━━━ Supplied entries

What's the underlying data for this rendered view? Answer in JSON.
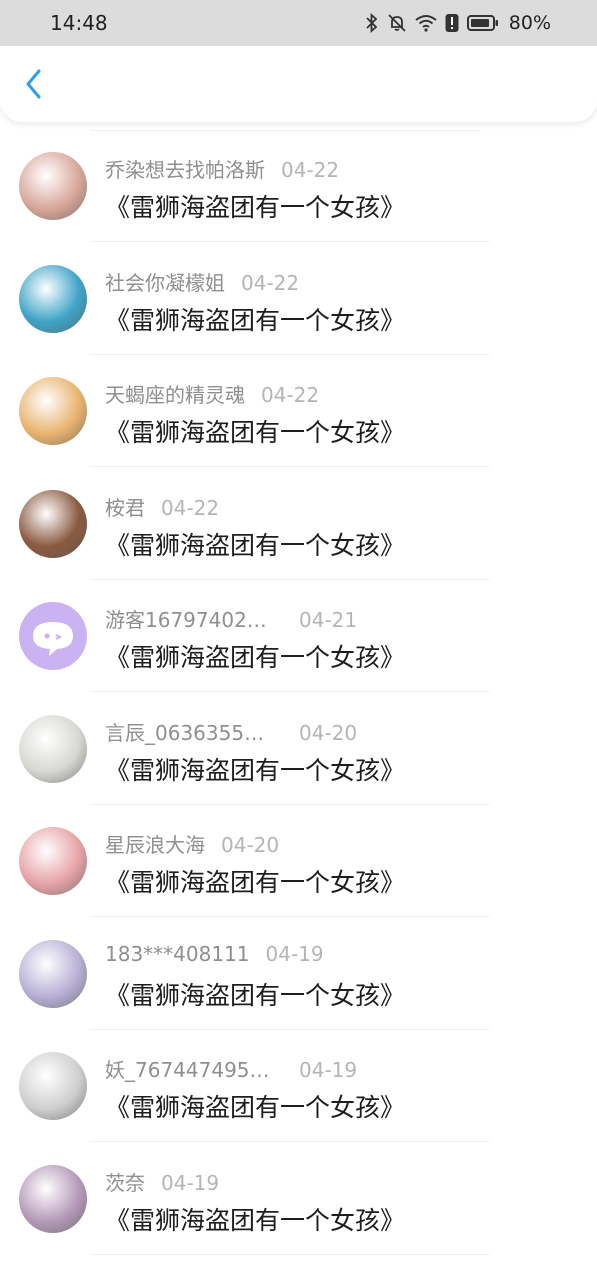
{
  "status_bar": {
    "time": "14:48",
    "battery": "80%",
    "icons": [
      "bluetooth-icon",
      "mute-icon",
      "wifi-icon",
      "alert-icon",
      "battery-icon"
    ]
  },
  "nav": {
    "back_icon": "chevron-left-icon",
    "accent": "#2f9ee8"
  },
  "comments": [
    {
      "user": "乔染想去找帕洛斯",
      "date": "04-22",
      "text": "《雷狮海盗团有一个女孩》",
      "avatar_color": "#d8a79a"
    },
    {
      "user": "社会你凝檬姐",
      "date": "04-22",
      "text": "《雷狮海盗团有一个女孩》",
      "avatar_color": "#3fa4c8"
    },
    {
      "user": "天蝎座的精灵魂",
      "date": "04-22",
      "text": "《雷狮海盗团有一个女孩》",
      "avatar_color": "#e9b46f"
    },
    {
      "user": "桉君",
      "date": "04-22",
      "text": "《雷狮海盗团有一个女孩》",
      "avatar_color": "#8a5a40"
    },
    {
      "user": "游客16797402…",
      "date": "04-21",
      "text": "《雷狮海盗团有一个女孩》",
      "avatar_color": "#c9b3f3"
    },
    {
      "user": "言辰_0636355…",
      "date": "04-20",
      "text": "《雷狮海盗团有一个女孩》",
      "avatar_color": "#d7d7d3"
    },
    {
      "user": "星辰浪大海",
      "date": "04-20",
      "text": "《雷狮海盗团有一个女孩》",
      "avatar_color": "#e7a3a7"
    },
    {
      "user": "183***408111",
      "date": "04-19",
      "text": "《雷狮海盗团有一个女孩》",
      "avatar_color": "#b8b0d6"
    },
    {
      "user": "妖_767447495…",
      "date": "04-19",
      "text": "《雷狮海盗团有一个女孩》",
      "avatar_color": "#cfcfcf"
    },
    {
      "user": "茨奈",
      "date": "04-19",
      "text": "《雷狮海盗团有一个女孩》",
      "avatar_color": "#b59ab8"
    }
  ]
}
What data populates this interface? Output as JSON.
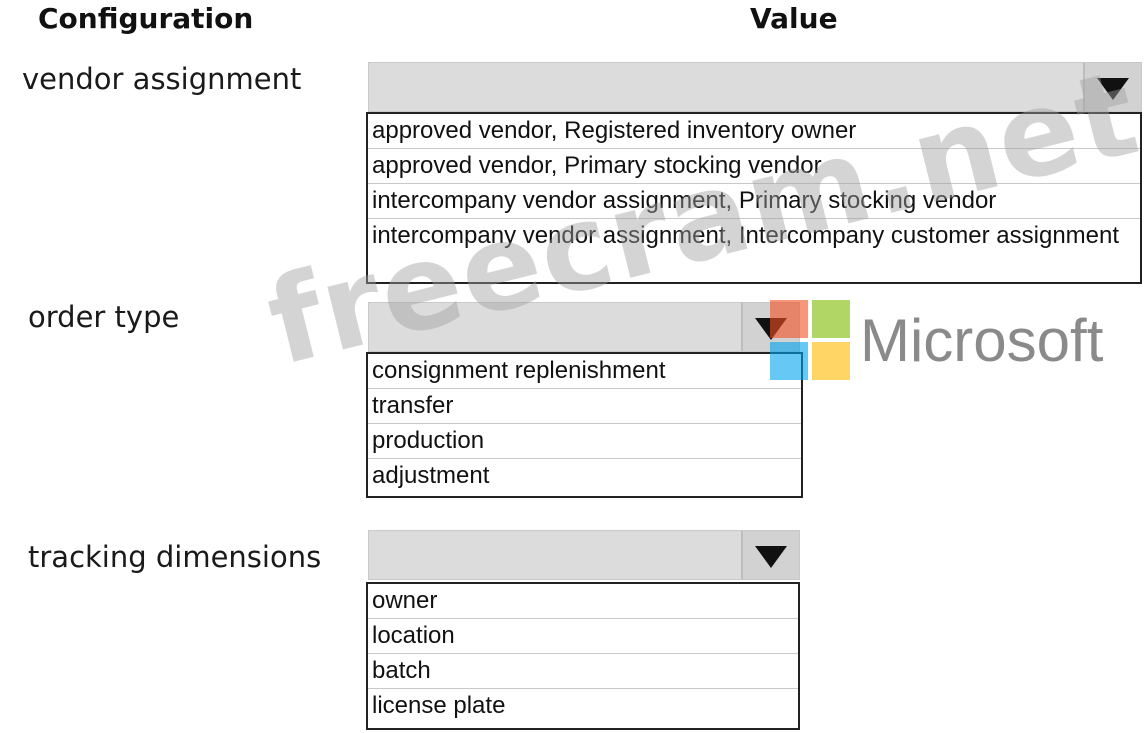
{
  "headers": {
    "configuration": "Configuration",
    "value": "Value"
  },
  "rows": [
    {
      "label": "vendor assignment",
      "options": [
        "approved vendor, Registered inventory owner",
        "approved vendor, Primary stocking vendor",
        "intercompany vendor assignment, Primary stocking vendor",
        "intercompany vendor assignment, Intercompany customer assignment"
      ]
    },
    {
      "label": "order type",
      "options": [
        "consignment replenishment",
        "transfer",
        "production",
        "adjustment"
      ]
    },
    {
      "label": "tracking dimensions",
      "options": [
        "owner",
        "location",
        "batch",
        "license plate"
      ]
    }
  ],
  "watermark": {
    "text": "freecram.net",
    "brand": "Microsoft",
    "logo_colors": [
      "#f25022",
      "#7fba00",
      "#00a4ef",
      "#ffb900"
    ]
  }
}
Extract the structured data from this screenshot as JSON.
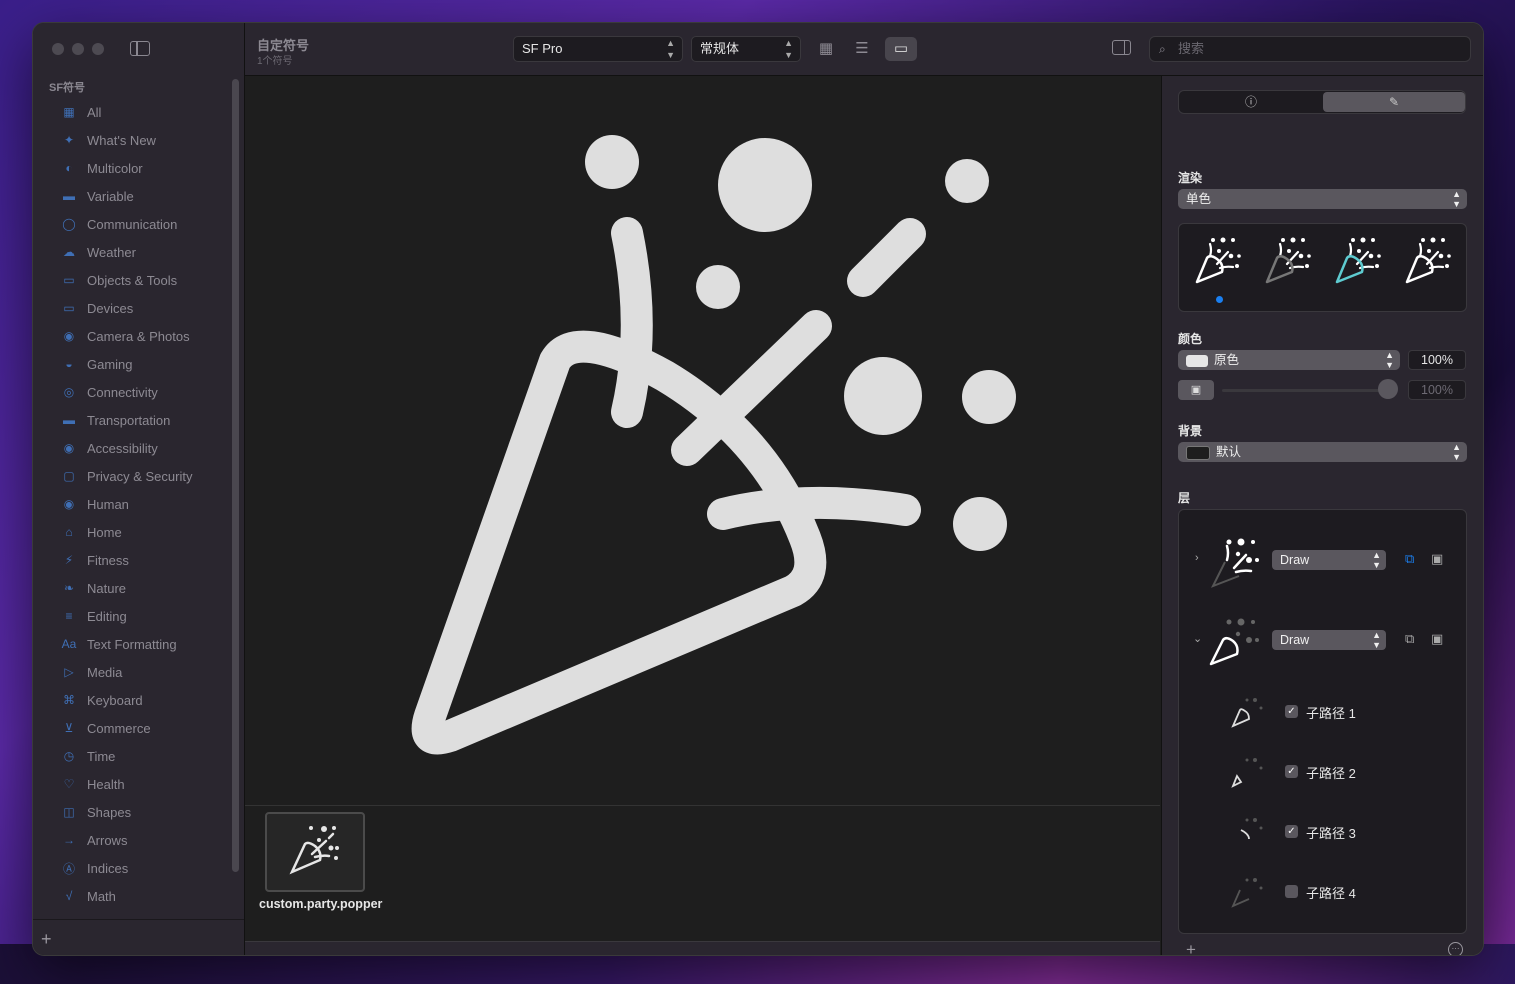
{
  "sidebar": {
    "section": "SF符号",
    "items": [
      {
        "label": "All",
        "icon": "grid-icon",
        "glyph": "▦"
      },
      {
        "label": "What's New",
        "icon": "sparkle-icon",
        "glyph": "✦"
      },
      {
        "label": "Multicolor",
        "icon": "palette-icon",
        "glyph": "◐"
      },
      {
        "label": "Variable",
        "icon": "slider-icon",
        "glyph": "▬"
      },
      {
        "label": "Communication",
        "icon": "bubble-icon",
        "glyph": "◯"
      },
      {
        "label": "Weather",
        "icon": "cloud-sun-icon",
        "glyph": "☁"
      },
      {
        "label": "Objects & Tools",
        "icon": "folder-icon",
        "glyph": "▭"
      },
      {
        "label": "Devices",
        "icon": "display-icon",
        "glyph": "▭"
      },
      {
        "label": "Camera & Photos",
        "icon": "camera-icon",
        "glyph": "◉"
      },
      {
        "label": "Gaming",
        "icon": "gamecontroller-icon",
        "glyph": "◒"
      },
      {
        "label": "Connectivity",
        "icon": "antenna-icon",
        "glyph": "◎"
      },
      {
        "label": "Transportation",
        "icon": "car-icon",
        "glyph": "▬"
      },
      {
        "label": "Accessibility",
        "icon": "accessibility-icon",
        "glyph": "◉"
      },
      {
        "label": "Privacy & Security",
        "icon": "lock-icon",
        "glyph": "▢"
      },
      {
        "label": "Human",
        "icon": "person-icon",
        "glyph": "◉"
      },
      {
        "label": "Home",
        "icon": "house-icon",
        "glyph": "⌂"
      },
      {
        "label": "Fitness",
        "icon": "figure-run-icon",
        "glyph": "⚡"
      },
      {
        "label": "Nature",
        "icon": "leaf-icon",
        "glyph": "❧"
      },
      {
        "label": "Editing",
        "icon": "sliders-icon",
        "glyph": "≡"
      },
      {
        "label": "Text Formatting",
        "icon": "textformat-icon",
        "glyph": "Aa"
      },
      {
        "label": "Media",
        "icon": "playpause-icon",
        "glyph": "▷"
      },
      {
        "label": "Keyboard",
        "icon": "command-icon",
        "glyph": "⌘"
      },
      {
        "label": "Commerce",
        "icon": "cart-icon",
        "glyph": "⊻"
      },
      {
        "label": "Time",
        "icon": "clock-icon",
        "glyph": "◷"
      },
      {
        "label": "Health",
        "icon": "heart-icon",
        "glyph": "♡"
      },
      {
        "label": "Shapes",
        "icon": "shapes-icon",
        "glyph": "◫"
      },
      {
        "label": "Arrows",
        "icon": "arrow-right-icon",
        "glyph": "→"
      },
      {
        "label": "Indices",
        "icon": "a-circle-icon",
        "glyph": "Ⓐ"
      },
      {
        "label": "Math",
        "icon": "sqrt-icon",
        "glyph": "√"
      }
    ],
    "add_label": "+"
  },
  "toolbar": {
    "title": "自定符号",
    "subtitle": "1个符号",
    "font_popup": "SF Pro",
    "weight_popup": "常规体",
    "search_placeholder": "搜索"
  },
  "gallery": {
    "selected_name": "custom.party.popper"
  },
  "inspector": {
    "rendering_label": "渲染",
    "rendering_mode": "单色",
    "color_label": "颜色",
    "color_value": "原色",
    "color_swatch": "#e6e6e6",
    "opacity_primary": "100%",
    "opacity_secondary": "100%",
    "background_label": "背景",
    "background_value": "默认",
    "background_swatch": "#1e1e1e",
    "layers_label": "层",
    "layers": [
      {
        "mode": "Draw"
      },
      {
        "mode": "Draw"
      }
    ],
    "sublayers": [
      {
        "label": "子路径 1",
        "checked": true
      },
      {
        "label": "子路径 2",
        "checked": true
      },
      {
        "label": "子路径 3",
        "checked": true
      },
      {
        "label": "子路径 4",
        "checked": false
      }
    ],
    "accent_color": "#5ecbd0"
  }
}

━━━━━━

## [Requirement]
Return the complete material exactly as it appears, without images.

## [Task solution]
What's the underlying data for this rendered view? Answer in JSON.
{
  "status_bar": {
    "time": "14:48",
    "battery": "80%",
    "icons": [
      "bluetooth-icon",
      "mute-icon",
      "wifi-icon",
      "alert-icon",
      "battery-icon"
    ]
  },
  "nav": {
    "back_icon": "chevron-left-icon",
    "accent": "#2f9ee8"
  },
  "comments": [
    {
      "user": "乔染想去找帕洛斯",
      "date": "04-22",
      "text": "《雷狮海盗团有一个女孩》",
      "avatar_color": "#d8a79a"
    },
    {
      "user": "社会你凝檬姐",
      "date": "04-22",
      "text": "《雷狮海盗团有一个女孩》",
      "avatar_color": "#3fa4c8"
    },
    {
      "user": "天蝎座的精灵魂",
      "date": "04-22",
      "text": "《雷狮海盗团有一个女孩》",
      "avatar_color": "#e9b46f"
    },
    {
      "user": "桉君",
      "date": "04-22",
      "text": "《雷狮海盗团有一个女孩》",
      "avatar_color": "#8a5a40"
    },
    {
      "user": "游客16797402…",
      "date": "04-21",
      "text": "《雷狮海盗团有一个女孩》",
      "avatar_color": "#c9b3f3"
    },
    {
      "user": "言辰_0636355…",
      "date": "04-20",
      "text": "《雷狮海盗团有一个女孩》",
      "avatar_color": "#d7d7d3"
    },
    {
      "user": "星辰浪大海",
      "date": "04-20",
      "text": "《雷狮海盗团有一个女孩》",
      "avatar_color": "#e7a3a7"
    },
    {
      "user": "183***408111",
      "date": "04-19",
      "text": "《雷狮海盗团有一个女孩》",
      "avatar_color": "#b8b0d6"
    },
    {
      "user": "妖_767447495…",
      "date": "04-19",
      "text": "《雷狮海盗团有一个女孩》",
      "avatar_color": "#cfcfcf"
    },
    {
      "user": "茨奈",
      "date": "04-19",
      "text": "《雷狮海盗团有一个女孩》",
      "avatar_color": "#b59ab8"
    }
  ]
}
What data populates this interface? Output as JSON.
{
  "headers": {
    "configuration": "Configuration",
    "value": "Value"
  },
  "rows": [
    {
      "label": "vendor assignment",
      "options": [
        "approved vendor, Registered inventory owner",
        "approved vendor, Primary stocking vendor",
        "intercompany vendor assignment, Primary stocking vendor",
        "intercompany vendor assignment, Intercompany customer assignment"
      ]
    },
    {
      "label": "order type",
      "options": [
        "consignment replenishment",
        "transfer",
        "production",
        "adjustment"
      ]
    },
    {
      "label": "tracking dimensions",
      "options": [
        "owner",
        "location",
        "batch",
        "license plate"
      ]
    }
  ],
  "watermark": {
    "text": "freecram.net",
    "brand": "Microsoft",
    "logo_colors": [
      "#f25022",
      "#7fba00",
      "#00a4ef",
      "#ffb900"
    ]
  }
}
Extract the structured data from this screenshot as JSON.
{
  "sidebar": {
    "section": "SF符号",
    "items": [
      {
        "label": "All",
        "icon": "grid-icon",
        "glyph": "▦"
      },
      {
        "label": "What's New",
        "icon": "sparkle-icon",
        "glyph": "✦"
      },
      {
        "label": "Multicolor",
        "icon": "palette-icon",
        "glyph": "◐"
      },
      {
        "label": "Variable",
        "icon": "slider-icon",
        "glyph": "▬"
      },
      {
        "label": "Communication",
        "icon": "bubble-icon",
        "glyph": "◯"
      },
      {
        "label": "Weather",
        "icon": "cloud-sun-icon",
        "glyph": "☁"
      },
      {
        "label": "Objects & Tools",
        "icon": "folder-icon",
        "glyph": "▭"
      },
      {
        "label": "Devices",
        "icon": "display-icon",
        "glyph": "▭"
      },
      {
        "label": "Camera & Photos",
        "icon": "camera-icon",
        "glyph": "◉"
      },
      {
        "label": "Gaming",
        "icon": "gamecontroller-icon",
        "glyph": "◒"
      },
      {
        "label": "Connectivity",
        "icon": "antenna-icon",
        "glyph": "◎"
      },
      {
        "label": "Transportation",
        "icon": "car-icon",
        "glyph": "▬"
      },
      {
        "label": "Accessibility",
        "icon": "accessibility-icon",
        "glyph": "◉"
      },
      {
        "label": "Privacy & Security",
        "icon": "lock-icon",
        "glyph": "▢"
      },
      {
        "label": "Human",
        "icon": "person-icon",
        "glyph": "◉"
      },
      {
        "label": "Home",
        "icon": "house-icon",
        "glyph": "⌂"
      },
      {
        "label": "Fitness",
        "icon": "figure-run-icon",
        "glyph": "⚡"
      },
      {
        "label": "Nature",
        "icon": "leaf-icon",
        "glyph": "❧"
      },
      {
        "label": "Editing",
        "icon": "sliders-icon",
        "glyph": "≡"
      },
      {
        "label": "Text Formatting",
        "icon": "textformat-icon",
        "glyph": "Aa"
      },
      {
        "label": "Media",
        "icon": "playpause-icon",
        "glyph": "▷"
      },
      {
        "label": "Keyboard",
        "icon": "command-icon",
        "glyph": "⌘"
      },
      {
        "label": "Commerce",
        "icon": "cart-icon",
        "glyph": "⊻"
      },
      {
        "label": "Time",
        "icon": "clock-icon",
        "glyph": "◷"
      },
      {
        "label": "Health",
        "icon": "heart-icon",
        "glyph": "♡"
      },
      {
        "label": "Shapes",
        "icon": "shapes-icon",
        "glyph": "◫"
      },
      {
        "label": "Arrows",
        "icon": "arrow-right-icon",
        "glyph": "→"
      },
      {
        "label": "Indices",
        "icon": "a-circle-icon",
        "glyph": "Ⓐ"
      },
      {
        "label": "Math",
        "icon": "sqrt-icon",
        "glyph": "√"
      }
    ],
    "add_label": "+"
  },
  "toolbar": {
    "title": "自定符号",
    "subtitle": "1个符号",
    "font_popup": "SF Pro",
    "weight_popup": "常规体",
    "search_placeholder": "搜索"
  },
  "gallery": {
    "selected_name": "custom.party.popper"
  },
  "inspector": {
    "rendering_label": "渲染",
    "rendering_mode": "单色",
    "color_label": "颜色",
    "color_value": "原色",
    "color_swatch": "#e6e6e6",
    "opacity_primary": "100%",
    "opacity_secondary": "100%",
    "background_label": "背景",
    "background_value": "默认",
    "background_swatch": "#1e1e1e",
    "layers_label": "层",
    "layers": [
      {
        "mode": "Draw"
      },
      {
        "mode": "Draw"
      }
    ],
    "sublayers": [
      {
        "label": "子路径 1",
        "checked": true
      },
      {
        "label": "子路径 2",
        "checked": true
      },
      {
        "label": "子路径 3",
        "checked": true
      },
      {
        "label": "子路径 4",
        "checked": false
      }
    ],
    "accent_color": "#5ecbd0"
  }
}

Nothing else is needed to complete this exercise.